▸ **DATA TO USE**:
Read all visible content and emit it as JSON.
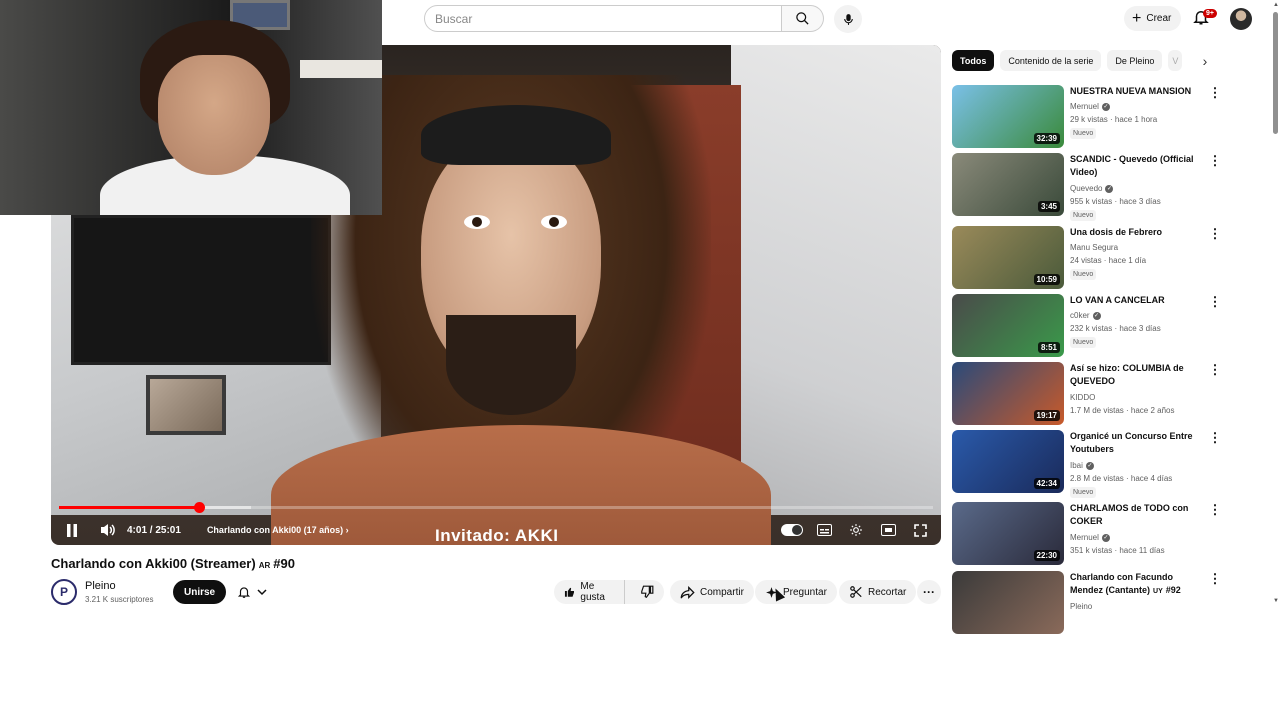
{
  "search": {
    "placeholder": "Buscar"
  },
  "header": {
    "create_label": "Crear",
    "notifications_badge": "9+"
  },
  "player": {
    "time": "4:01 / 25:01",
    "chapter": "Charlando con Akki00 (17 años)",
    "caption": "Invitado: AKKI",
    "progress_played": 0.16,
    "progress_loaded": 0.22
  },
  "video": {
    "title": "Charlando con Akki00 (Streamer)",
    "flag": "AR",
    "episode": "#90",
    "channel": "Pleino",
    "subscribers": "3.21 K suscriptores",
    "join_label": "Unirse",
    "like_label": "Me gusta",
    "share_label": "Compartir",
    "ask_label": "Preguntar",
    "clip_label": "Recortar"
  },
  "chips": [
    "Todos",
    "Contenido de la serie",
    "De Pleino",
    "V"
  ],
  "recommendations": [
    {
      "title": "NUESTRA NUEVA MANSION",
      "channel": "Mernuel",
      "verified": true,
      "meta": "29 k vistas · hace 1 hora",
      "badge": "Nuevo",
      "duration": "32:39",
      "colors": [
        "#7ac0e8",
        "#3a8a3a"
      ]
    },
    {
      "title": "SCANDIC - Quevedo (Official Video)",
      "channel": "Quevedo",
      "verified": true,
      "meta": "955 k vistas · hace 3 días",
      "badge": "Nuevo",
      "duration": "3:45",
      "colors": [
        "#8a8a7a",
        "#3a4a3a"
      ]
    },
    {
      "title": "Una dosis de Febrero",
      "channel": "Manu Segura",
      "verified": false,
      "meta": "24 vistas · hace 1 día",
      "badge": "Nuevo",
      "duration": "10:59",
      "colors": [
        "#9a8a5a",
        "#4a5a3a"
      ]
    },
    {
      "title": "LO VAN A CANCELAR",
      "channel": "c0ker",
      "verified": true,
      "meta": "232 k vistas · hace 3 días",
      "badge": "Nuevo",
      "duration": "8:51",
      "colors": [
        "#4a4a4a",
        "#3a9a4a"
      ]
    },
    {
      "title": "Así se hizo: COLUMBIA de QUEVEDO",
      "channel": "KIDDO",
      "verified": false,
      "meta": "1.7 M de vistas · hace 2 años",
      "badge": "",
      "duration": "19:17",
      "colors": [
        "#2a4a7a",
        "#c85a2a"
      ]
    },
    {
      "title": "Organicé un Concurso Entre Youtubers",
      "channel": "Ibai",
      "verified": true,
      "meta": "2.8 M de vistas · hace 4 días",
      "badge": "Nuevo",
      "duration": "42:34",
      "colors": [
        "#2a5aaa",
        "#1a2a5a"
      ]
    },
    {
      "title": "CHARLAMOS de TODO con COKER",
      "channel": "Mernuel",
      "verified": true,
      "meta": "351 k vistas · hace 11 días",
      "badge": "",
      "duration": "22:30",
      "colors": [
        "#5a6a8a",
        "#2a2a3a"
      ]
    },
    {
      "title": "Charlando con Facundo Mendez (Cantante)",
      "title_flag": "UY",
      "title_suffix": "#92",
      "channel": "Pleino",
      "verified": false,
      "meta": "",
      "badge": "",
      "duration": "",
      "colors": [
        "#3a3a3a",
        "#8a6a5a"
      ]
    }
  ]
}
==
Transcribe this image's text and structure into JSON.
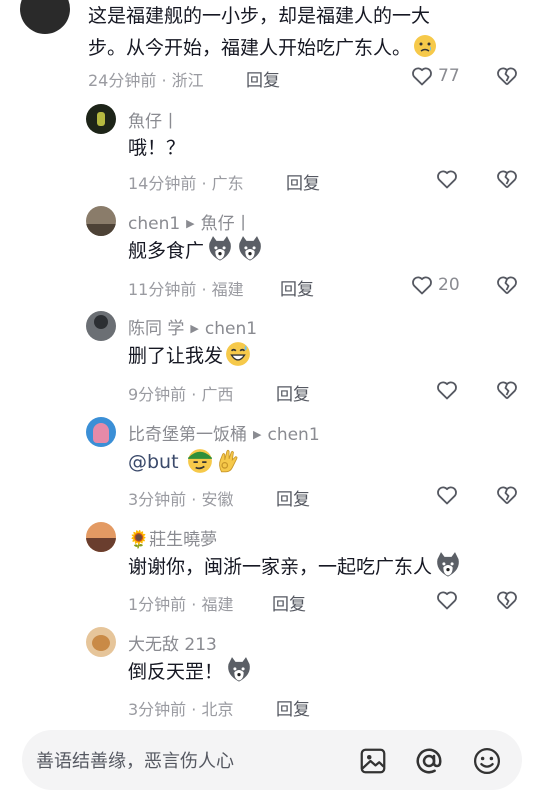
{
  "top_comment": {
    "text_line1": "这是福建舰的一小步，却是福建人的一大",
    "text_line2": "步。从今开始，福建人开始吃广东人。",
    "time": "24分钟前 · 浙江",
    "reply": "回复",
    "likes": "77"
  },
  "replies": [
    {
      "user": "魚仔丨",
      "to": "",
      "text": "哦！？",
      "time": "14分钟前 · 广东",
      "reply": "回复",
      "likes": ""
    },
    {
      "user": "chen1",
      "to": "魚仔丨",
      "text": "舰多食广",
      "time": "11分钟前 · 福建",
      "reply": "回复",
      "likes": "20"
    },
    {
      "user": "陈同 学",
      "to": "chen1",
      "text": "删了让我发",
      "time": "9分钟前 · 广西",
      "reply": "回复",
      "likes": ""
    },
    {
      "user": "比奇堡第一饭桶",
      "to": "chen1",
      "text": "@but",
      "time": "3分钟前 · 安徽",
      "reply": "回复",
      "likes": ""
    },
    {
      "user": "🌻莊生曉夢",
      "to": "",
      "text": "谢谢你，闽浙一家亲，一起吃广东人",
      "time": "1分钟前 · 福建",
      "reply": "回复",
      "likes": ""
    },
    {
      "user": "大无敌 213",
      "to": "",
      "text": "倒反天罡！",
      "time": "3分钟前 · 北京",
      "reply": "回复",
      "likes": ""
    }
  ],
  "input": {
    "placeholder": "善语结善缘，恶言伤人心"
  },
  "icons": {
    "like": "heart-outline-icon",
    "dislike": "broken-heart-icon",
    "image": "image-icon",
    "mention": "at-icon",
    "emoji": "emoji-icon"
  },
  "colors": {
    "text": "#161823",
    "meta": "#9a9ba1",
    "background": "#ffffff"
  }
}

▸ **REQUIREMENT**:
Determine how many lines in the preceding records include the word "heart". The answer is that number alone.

▸ **TASK OUTPUT**:
2